Pack accordingly. Thanks to chilly temperatures and those pesky little things called icebergs, ships don’t sail up to Alaska in the fall, winter, or even spring months. Cruises up the Inside Passage kick off sometime in May, and generally run through the end of September, depending on the cruise line. But just because you’re sailing in the summer doesn’t mean you should pack shorts and your bikini. Summer temperatures in Alaska can vary – from 40 degrees on a wet and windy day to 75 degrees on a clear and sunny day. I experienced both, and was very thankful for my hat and heavy coat on that wet and windy day sailing through Tracy Arm Fjord, and likewise thankful for my sunscreen in warm, sunny Juneau. My advice? Pack lots of layers. That way, you’re prepared for any type of weather. And go ahead – pack the swimsuit, too; the pools are heated, after all.
Get formal. While on the subject of packing, be sure to find out how many “formal” dinner nights you’ll have on your cruise. Usually most large ships will have at least one, maybe two. (Royal Caribbean had two. But Norwegian, with its “freestyle cruising,” very rarely has any.) If you do end up with a formal dinner on your itinerary, take the opportunity to get all gussied up before eating a tasty meal. You’ll probably even get your photo taken with the captain.

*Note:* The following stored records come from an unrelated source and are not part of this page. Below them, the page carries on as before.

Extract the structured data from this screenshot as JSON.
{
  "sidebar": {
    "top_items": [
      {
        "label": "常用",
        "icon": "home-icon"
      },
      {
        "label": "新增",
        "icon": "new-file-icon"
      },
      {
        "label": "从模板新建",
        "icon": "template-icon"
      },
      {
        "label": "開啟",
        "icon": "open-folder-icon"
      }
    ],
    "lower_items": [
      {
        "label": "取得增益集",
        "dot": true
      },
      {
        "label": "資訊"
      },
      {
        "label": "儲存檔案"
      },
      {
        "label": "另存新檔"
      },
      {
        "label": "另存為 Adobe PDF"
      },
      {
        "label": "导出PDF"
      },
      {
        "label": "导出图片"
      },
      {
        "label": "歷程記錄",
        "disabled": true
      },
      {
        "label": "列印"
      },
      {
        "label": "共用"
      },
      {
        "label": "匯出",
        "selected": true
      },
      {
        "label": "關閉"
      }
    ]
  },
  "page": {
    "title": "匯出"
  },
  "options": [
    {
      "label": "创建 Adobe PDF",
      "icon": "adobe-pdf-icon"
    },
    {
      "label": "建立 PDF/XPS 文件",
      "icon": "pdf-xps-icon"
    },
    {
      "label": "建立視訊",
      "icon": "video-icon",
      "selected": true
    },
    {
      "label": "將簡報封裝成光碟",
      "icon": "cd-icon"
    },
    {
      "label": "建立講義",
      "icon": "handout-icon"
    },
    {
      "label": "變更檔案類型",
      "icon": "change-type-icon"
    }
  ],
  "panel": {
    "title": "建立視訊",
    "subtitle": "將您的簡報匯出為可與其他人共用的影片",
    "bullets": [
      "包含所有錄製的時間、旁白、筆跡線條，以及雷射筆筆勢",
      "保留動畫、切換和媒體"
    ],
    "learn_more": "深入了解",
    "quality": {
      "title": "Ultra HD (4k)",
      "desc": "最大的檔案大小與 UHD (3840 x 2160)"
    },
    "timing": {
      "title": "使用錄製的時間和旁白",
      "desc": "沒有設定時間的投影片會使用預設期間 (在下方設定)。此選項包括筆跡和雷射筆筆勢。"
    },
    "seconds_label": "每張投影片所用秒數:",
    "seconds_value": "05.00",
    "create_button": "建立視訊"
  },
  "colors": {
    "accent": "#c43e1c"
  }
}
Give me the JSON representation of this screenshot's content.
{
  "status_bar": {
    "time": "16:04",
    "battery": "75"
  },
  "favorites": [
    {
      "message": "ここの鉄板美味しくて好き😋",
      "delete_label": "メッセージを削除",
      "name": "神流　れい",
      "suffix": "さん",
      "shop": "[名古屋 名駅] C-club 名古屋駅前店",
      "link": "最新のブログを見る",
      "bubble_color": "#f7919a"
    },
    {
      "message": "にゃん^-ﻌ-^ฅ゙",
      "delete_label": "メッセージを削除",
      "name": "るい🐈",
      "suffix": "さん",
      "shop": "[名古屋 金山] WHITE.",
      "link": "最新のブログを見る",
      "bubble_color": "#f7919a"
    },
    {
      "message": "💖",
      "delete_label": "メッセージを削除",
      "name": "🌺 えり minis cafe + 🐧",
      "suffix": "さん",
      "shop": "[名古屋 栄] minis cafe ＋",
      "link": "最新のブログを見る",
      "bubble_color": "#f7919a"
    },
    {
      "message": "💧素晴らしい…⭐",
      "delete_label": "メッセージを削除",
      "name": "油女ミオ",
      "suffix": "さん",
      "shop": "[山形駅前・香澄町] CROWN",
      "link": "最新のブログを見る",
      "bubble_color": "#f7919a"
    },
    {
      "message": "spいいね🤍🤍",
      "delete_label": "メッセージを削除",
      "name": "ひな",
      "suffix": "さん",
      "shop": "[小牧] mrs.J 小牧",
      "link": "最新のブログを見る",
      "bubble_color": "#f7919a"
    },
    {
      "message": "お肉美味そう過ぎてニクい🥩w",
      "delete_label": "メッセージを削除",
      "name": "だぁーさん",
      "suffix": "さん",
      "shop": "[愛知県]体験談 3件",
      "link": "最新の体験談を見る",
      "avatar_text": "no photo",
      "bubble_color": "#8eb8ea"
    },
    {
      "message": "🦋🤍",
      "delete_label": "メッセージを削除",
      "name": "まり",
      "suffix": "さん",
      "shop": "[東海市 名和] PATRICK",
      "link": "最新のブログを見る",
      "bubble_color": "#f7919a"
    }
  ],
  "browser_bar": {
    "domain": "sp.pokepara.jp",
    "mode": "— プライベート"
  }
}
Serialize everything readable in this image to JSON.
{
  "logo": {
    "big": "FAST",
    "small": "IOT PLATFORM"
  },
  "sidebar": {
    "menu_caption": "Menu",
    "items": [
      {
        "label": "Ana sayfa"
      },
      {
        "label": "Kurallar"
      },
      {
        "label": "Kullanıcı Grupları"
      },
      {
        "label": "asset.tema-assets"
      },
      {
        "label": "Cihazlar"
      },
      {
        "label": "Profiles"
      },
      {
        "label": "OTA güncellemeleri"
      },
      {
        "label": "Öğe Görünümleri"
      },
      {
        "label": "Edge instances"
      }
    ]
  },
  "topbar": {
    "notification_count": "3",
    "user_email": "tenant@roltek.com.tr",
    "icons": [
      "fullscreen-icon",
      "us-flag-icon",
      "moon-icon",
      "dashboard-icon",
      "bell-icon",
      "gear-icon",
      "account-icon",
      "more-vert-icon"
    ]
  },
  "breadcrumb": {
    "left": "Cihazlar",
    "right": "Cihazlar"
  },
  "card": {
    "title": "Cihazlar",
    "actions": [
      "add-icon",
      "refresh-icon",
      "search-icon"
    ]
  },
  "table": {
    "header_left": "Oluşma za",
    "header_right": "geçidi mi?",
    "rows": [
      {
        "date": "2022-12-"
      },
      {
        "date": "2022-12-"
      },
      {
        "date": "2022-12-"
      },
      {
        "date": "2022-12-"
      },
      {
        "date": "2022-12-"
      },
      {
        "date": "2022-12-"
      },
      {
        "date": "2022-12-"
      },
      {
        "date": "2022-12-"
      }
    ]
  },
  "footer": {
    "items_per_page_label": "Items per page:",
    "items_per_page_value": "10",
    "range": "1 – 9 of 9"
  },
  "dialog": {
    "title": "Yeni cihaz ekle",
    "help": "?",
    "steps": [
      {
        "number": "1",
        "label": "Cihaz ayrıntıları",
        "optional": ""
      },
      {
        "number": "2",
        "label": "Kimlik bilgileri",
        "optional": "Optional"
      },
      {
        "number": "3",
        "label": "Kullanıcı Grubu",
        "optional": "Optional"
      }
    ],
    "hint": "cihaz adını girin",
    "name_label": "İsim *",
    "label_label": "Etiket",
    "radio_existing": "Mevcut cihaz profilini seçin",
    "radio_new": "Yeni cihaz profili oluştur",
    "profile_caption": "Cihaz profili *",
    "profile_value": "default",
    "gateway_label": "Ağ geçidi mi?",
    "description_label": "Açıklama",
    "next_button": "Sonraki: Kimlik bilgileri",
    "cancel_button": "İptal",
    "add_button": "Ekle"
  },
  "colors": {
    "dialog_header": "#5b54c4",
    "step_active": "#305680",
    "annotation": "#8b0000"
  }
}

Don't get seasick. If you’re prone to seasickness, definitely plan ahead to pack some Dramamine, Bonine, Sea Bands, or whatever else it is that you use to combat motion sickness. Sailing along the outside of Vancouver Island on the open Pacific can get rough, sending you stumbling about the ship like a drunkard (or maybe that’s the alcohol?). Just pop a Dramamine (I go for the “less drowsy” kind) in the morning to ward off any potential risk of queasiness. The worst thing is to be sick on your vacation.
Bring the walking shoes. Lastly, if you’re planning to really explore the ports you stop in (which I’d definitely recommend), pack at least one good pair of walking shoes. In Alaska especially, there are endless opportunities for walking and hiking. Take advantage, but take care of your feet, too.
And, most importantly, go into your cruise with an open mind and the expectation that you’re going to have a great time. A vacation (of any sort) should be fun, after all! Let loose, get crazy, and make sure you have plenty of photos and stories to share when you get home.
Have you ever been on an Alaskan cruise?